Relying on archival sources from the US, France, Sweden, and multiple international organisations, as well as on interviews, this dissertation aims to write a new, longue durée history of nuclear safety, going back to the origins of water and steam risk management in the nineteenth century. Such a historical perspective on nuclear risk regulation reveals two important insights. Firstly, in the 1950s and 1960s, the usage of water and steam technologies in nuclear reactors revealed new types of risks. These ‘ambi-nuclear risks’ are a hybrid of older steam risks, such as leaks, breaks, and explosions, and new risks of radiation and contamination. Secondly, between the 1950s and 1980s, new regimes were created in the US, France, and Sweden to regulate these risks. Initially, during the 1950s, non-nuclear steam regulations were applied directly to the first nuclear power plants. Yet, as power plants increased in size, accidents occurred, and nuclear technologies became increasingly controversial, ‘ambi-nuclear risk regimes’ were created to adapt or ‘nuclearise’ the older regulations. They included new safety measures and methodologies that were directed toward preventing radiation releases, but at the same time they mobilised older technologies, institutions, knowledges, and ideas related to thermal hydraulics and metallurgy. Ambi-nuclear risk regimes were shaped by a wide variety of historical actors through negotiating boundaries between ‘nuclear’ and ‘non-nuclear’ knowledges, components, risks, and regulations. Private or semi-private engineering associations played a particularly vital role in this.

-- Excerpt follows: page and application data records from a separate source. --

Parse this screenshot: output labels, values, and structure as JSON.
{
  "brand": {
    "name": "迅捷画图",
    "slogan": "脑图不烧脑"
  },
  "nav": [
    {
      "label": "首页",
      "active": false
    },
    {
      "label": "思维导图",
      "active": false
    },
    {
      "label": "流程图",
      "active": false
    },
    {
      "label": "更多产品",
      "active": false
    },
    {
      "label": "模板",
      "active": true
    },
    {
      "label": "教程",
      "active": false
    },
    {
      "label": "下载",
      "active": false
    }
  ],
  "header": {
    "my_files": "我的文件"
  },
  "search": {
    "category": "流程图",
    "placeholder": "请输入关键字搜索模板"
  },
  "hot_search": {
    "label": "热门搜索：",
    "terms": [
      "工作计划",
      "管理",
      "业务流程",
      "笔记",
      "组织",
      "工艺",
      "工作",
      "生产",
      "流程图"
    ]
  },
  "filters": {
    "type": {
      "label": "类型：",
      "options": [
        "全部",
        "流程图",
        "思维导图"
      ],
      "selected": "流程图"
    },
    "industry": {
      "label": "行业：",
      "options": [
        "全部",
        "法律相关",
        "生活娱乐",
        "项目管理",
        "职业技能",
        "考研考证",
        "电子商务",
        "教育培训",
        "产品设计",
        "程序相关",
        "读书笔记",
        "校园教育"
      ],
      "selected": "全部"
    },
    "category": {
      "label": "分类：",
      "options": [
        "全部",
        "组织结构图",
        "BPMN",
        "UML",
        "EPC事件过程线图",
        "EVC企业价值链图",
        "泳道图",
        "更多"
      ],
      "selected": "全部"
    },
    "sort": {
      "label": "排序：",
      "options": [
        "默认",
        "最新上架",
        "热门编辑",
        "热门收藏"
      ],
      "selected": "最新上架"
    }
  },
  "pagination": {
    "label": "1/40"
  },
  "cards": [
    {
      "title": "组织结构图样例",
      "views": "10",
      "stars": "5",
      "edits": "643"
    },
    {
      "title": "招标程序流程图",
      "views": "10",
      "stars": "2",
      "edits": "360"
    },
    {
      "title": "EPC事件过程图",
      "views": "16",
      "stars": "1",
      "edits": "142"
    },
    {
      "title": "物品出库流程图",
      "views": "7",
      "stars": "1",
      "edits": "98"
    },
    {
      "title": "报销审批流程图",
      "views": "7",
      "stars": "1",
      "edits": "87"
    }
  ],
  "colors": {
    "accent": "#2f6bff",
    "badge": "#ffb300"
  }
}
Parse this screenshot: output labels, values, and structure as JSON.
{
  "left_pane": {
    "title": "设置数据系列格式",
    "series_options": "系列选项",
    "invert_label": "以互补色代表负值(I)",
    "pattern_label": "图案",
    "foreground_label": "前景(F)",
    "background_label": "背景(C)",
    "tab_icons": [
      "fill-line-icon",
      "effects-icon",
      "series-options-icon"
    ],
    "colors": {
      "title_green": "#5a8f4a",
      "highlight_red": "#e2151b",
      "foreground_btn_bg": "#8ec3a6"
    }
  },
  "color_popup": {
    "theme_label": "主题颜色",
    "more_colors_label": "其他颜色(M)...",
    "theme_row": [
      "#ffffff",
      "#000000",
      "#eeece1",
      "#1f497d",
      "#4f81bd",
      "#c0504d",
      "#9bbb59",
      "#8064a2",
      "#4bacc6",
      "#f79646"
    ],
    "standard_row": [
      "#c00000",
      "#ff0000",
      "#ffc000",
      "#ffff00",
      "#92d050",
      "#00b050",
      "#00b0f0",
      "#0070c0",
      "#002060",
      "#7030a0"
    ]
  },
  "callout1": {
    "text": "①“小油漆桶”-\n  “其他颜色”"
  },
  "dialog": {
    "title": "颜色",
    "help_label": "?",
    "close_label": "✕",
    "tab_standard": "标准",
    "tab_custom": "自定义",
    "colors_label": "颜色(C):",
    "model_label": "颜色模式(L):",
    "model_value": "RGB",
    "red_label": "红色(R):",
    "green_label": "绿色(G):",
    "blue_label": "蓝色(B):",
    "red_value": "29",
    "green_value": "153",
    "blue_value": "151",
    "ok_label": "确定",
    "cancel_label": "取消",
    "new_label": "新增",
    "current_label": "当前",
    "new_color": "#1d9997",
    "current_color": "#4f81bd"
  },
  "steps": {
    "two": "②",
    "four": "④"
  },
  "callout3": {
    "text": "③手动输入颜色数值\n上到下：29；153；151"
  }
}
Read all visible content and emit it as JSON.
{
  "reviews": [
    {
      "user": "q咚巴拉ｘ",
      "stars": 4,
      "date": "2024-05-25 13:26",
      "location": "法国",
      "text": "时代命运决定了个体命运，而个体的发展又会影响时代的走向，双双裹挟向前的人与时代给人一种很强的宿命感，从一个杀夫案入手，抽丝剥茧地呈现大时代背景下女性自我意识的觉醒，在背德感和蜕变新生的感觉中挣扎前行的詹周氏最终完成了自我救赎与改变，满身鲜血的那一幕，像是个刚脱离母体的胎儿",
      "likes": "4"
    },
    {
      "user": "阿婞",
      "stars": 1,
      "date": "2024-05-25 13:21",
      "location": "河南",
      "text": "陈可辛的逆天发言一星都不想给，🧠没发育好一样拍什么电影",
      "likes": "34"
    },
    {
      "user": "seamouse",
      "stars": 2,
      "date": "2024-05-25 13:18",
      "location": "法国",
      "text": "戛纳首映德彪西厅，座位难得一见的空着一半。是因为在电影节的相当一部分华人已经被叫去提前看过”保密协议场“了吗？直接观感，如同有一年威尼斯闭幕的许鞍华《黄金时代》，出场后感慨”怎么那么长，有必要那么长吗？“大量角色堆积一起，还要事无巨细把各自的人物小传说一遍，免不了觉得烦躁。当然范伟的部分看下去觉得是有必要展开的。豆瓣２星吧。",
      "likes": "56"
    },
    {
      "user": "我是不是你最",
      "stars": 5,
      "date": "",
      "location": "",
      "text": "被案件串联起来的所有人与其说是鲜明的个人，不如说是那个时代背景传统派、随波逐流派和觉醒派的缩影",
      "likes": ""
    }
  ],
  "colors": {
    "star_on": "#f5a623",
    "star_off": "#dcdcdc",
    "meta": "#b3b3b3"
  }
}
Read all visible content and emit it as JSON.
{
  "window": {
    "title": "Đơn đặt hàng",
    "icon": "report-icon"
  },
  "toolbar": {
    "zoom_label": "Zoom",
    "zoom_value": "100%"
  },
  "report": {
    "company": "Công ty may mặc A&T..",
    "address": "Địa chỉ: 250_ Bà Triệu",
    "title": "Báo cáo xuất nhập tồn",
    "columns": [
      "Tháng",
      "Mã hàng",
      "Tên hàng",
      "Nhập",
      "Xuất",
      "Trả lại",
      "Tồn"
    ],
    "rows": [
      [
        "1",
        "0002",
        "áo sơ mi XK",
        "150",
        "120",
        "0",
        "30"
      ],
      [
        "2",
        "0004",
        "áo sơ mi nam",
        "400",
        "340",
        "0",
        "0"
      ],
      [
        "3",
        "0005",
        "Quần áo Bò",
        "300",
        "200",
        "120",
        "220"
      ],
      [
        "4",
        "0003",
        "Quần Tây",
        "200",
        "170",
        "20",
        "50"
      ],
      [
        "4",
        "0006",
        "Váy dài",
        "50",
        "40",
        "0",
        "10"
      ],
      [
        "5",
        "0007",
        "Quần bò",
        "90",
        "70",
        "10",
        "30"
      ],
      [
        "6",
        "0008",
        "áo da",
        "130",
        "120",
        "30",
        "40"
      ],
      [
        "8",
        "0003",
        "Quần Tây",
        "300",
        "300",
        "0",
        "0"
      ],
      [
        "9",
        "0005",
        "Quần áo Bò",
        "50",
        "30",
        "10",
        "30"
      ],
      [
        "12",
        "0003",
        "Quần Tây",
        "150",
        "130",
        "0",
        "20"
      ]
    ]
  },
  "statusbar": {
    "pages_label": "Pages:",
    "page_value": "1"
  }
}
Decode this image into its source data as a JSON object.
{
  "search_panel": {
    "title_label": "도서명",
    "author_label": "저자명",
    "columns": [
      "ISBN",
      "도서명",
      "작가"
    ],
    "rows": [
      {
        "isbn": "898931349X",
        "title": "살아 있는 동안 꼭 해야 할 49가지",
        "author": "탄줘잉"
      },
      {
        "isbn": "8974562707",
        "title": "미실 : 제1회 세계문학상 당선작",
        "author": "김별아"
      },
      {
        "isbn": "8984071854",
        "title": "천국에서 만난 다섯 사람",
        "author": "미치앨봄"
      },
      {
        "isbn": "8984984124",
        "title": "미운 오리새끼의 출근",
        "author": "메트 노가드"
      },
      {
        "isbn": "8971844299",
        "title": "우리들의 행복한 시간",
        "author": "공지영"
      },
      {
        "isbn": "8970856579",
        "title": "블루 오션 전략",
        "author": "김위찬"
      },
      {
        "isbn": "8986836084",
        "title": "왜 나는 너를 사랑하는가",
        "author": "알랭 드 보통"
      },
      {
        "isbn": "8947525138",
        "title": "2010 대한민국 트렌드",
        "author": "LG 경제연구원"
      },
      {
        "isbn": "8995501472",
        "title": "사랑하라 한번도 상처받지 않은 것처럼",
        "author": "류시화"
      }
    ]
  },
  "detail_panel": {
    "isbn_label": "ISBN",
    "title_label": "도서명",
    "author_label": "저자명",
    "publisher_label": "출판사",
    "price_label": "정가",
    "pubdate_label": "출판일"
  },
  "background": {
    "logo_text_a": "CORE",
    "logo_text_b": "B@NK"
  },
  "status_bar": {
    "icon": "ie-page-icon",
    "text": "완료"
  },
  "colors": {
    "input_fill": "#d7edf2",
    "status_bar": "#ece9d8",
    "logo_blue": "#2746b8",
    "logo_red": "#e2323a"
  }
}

This thesis thus shows how nuclear safety as we know it today became nuclear as the result of a transnational long-term process that was greatly determined by much older non-nuclear water and steam risks. The results of this dissertation contribute to ongoing scholarly debates on risk, nuclear technologies, and water in fields like History of Technology, Environmental3History, STS, and Risk Sociology. Most importantly, the thesis expands the time frame in which nuclear risk has traditionally been studied. It challenges dominant conceptions of nuclear power as innovative or exceptional, instead connecting questions of nuclear risk to longer historical developments in water management and industrialisation. This demonstrates the importance of historical contingency for understanding risk and preventing (nuclear) disasters.